Fortunately for David, he knew the nature of God. Because of his relationship up until this tragic episode, he knew that God is “the compassionate and gracious God, slow to anger, abounding in love and faithfulness, maintaining love to thousands, and forgiving wickedness, rebellion and sin” (Exodus 34: 6-7). He repeated this himself in Psalm 86, “But you O Lord, are a compassionate and gracious God, slow to anger, abounding in love and faithfulness” (verse15; see also Psalm 103: 8 and Psalm 145: 8). It was to this aspect of God’s nature that David was willing to appeal, in the poignant words of Psalm 51, in what is evidently honest and total repentance.
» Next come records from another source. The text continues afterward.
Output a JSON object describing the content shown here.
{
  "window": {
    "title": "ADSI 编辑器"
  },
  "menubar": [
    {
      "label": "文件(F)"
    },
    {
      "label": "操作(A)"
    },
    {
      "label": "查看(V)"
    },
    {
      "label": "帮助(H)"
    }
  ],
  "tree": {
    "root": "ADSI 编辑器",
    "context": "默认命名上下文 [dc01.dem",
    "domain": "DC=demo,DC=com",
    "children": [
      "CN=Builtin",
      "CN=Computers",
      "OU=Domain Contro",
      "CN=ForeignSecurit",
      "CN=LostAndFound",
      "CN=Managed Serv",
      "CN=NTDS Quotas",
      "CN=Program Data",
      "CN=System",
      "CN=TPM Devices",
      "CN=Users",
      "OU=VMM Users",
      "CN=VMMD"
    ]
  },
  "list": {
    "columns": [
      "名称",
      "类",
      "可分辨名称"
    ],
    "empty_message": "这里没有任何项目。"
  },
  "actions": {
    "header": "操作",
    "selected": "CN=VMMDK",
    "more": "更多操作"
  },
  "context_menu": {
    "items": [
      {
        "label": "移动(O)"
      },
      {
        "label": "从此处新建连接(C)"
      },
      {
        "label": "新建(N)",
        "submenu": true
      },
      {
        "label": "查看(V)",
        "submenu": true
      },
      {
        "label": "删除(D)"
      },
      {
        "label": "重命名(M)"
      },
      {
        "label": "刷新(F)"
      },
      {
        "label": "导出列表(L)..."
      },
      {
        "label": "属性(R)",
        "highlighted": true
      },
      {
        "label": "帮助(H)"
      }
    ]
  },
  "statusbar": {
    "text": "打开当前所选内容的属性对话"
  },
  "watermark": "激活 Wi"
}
We have even stronger grounds than David had for trusting in the gracious and compassionate nature of God for, in chronological time, we stand on the other side of the life, death and resurrection of Jesus Christ. What David may have seen in visions indistinctly and understood only in part, we know with certainty. We have the accounts of eyewitnesses passed to us across the centuries through words inspired by the Holy Spirit and recorded in the Gospels and other books of the New Testament.
We know that Jesus came to earth as God in human form, lived, taught and died and then was raised from death to demonstrate that he has the authority to forgive our sinfulness – and not ours only “but also … the sins of the whole world” (1 John 2: 2)
The Apostle Paul has written that nothing can separate us from the love of God (Romans 8: 38-39). Though we step outside of his will, though we fail to live to the standards God has set for us through Jesus Christ, we can in sincere repentance return to him – our loving Father.
We do well to carry these first four verses from Psalm 51 with us as an ever-present model to guide our prayers of repentance, whether for major crimes or minor lapses, for “a broken and contrite heart, O God, you will not despise (Psalm 51: 17b).
* For David had done what was right in the eyes of the LORD and had not failed to keep any of the LORD’s commands all the days of his life – except in the case of Uriah the Hittite (1 Kings 15: 8).